Willamette Iron Works (also known as Willamette Iron and Steel Company or WISCO) was a general foundry and machine business established in 1865 in Portland, Oregon, originally specializing in the manufacture of steamboat boilers and engines.[1] In 1904, the company changed its name to Willamette Iron and Steel Works, under which name it operated continually[2] until its close in 1990.

The works was very busy during both World War I and World War II, building small naval auxiliaries, minesweepers, patrol craft, submarine chasers, and non-self-propelled lighters. These were built through WISCO's relationship with Henry Kaiser.[3] The company built more than 70 ships during World War II, but they were smaller than those built by the three nearby Kaiser Shipyards.[3] The ships were built on contract to the US and British governments.[3]

Between the wars, the shipyard concentrated on building small commercial vessels.[2] During the 1920s, the company manufactured a geared steam locomotive known as the "Willamette", a Shay-type locomotive for use in logging operations in Washington and Oregon. Between 1901 and 1931 Willamette built over 2500 steam donkeys for use in the logging industry.

During WWII Willamette assembled over 800 Russian gauge Baldwin steam locomotives and shipped them to Vladivostok. NW Front Ave. in Portland had a short distance of Russian gauge track for the engines to move from the engine house on the west side of Front to the loading dock on the east side of street. These were shipped across the Pacific on USSR flagged ships, since the USSR and the Empire of Japan were not at war. A Porter 0-6-0 was bought from the US Government in Panama to switch the broad gauge track.

In the early 1970s, the company manufactured the first three turbine units for the third powerhouse to be built at Grand Coulee Dam.[4]

The company also made fire hydrants for the city of Portland in the late 19th century.[5]

In 1945, after World War II ended, Willamette Iron and Steel continued as mostly a ship repair facility. Over the years, business dropped as larger shipyards grew, and Willamette finally closed in 1990.

References[edit]

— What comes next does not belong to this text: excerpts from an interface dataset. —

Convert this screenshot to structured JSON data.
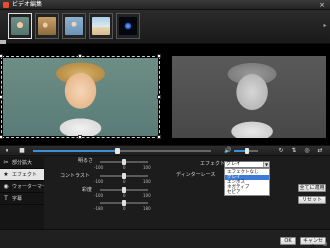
{
  "window": {
    "title": "ビデオ編集",
    "close": "×"
  },
  "filmstrip": {
    "scroll_right": "▸"
  },
  "transport": {
    "pause": "⏸",
    "stop": "■",
    "progress": 0.47,
    "volume_icon": "🔊",
    "volume": 0.55,
    "rotate": "↻",
    "flip_v": "⇅",
    "snapshot": "◎",
    "flip_h": "⇄"
  },
  "sidebar": {
    "items": [
      {
        "icon": "✂",
        "label": "部分拡大"
      },
      {
        "icon": "★",
        "label": "エフェクト"
      },
      {
        "icon": "◉",
        "label": "ウォーターマーク"
      },
      {
        "icon": "T",
        "label": "字幕"
      }
    ]
  },
  "adjust": {
    "brightness": {
      "label": "明るさ",
      "min": "-100",
      "mid": "0",
      "max": "100",
      "value": 0
    },
    "contrast": {
      "label": "コントラスト",
      "min": "-100",
      "mid": "0",
      "max": "100",
      "value": 0
    },
    "saturation": {
      "label": "彩度",
      "min": "-100",
      "mid": "0",
      "max": "100",
      "value": 0
    },
    "hue": {
      "label": "",
      "min": "-180",
      "mid": "0",
      "max": "180",
      "value": 0
    }
  },
  "effect": {
    "label": "エフェクト",
    "selected": "グレイ",
    "options": [
      "エフェクトなし",
      "グレイ",
      "エンボス",
      "ネガティブ",
      "セピア"
    ],
    "deinterlace_label": "ディンターレース"
  },
  "buttons": {
    "apply_all": "全てに適用",
    "reset": "リセット",
    "ok": "OK",
    "cancel": "キャンセル"
  },
  "colors": {
    "accent": "#3d8fd6",
    "selection": "#3d7bd6"
  }
}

  1. ^ Scott, Harvey Whitefield (Ed.) (1890). History of Portland Oregon With Illustrations and Biographical Sketches of Prominent Citizens and Pioneers. Syracuse, N. Y.: D. Mason & Co. pp. 149, 571. 
  2. ^ a b "Willamette Iron & Steel Corp., Portland OR". Maritime Business Strategies, LLC. Archived from the original on 2007-11-30. Retrieved 2008-01-15. 
  3. ^ a b c MacColl, E. Kimbark (1979). The Growth of a City: Power and Politics in Portland, Oregon 1915-1950. Portland, Oregon: The Georgian Press. ISBN 0-9603408-1-5. 
  4. ^ Simonds, William Joe (1998). "Columbia Basin Project (2nd Draft)". U.S. Department of the Interior, Bureau of Reclamation. Archived from the original on 2007-10-07. Retrieved 2008-01-15. 
  5. ^ McMillan, Allen. "Portland Oregon Fire Hydrants". firehydrant.org. Retrieved 2008-01-15.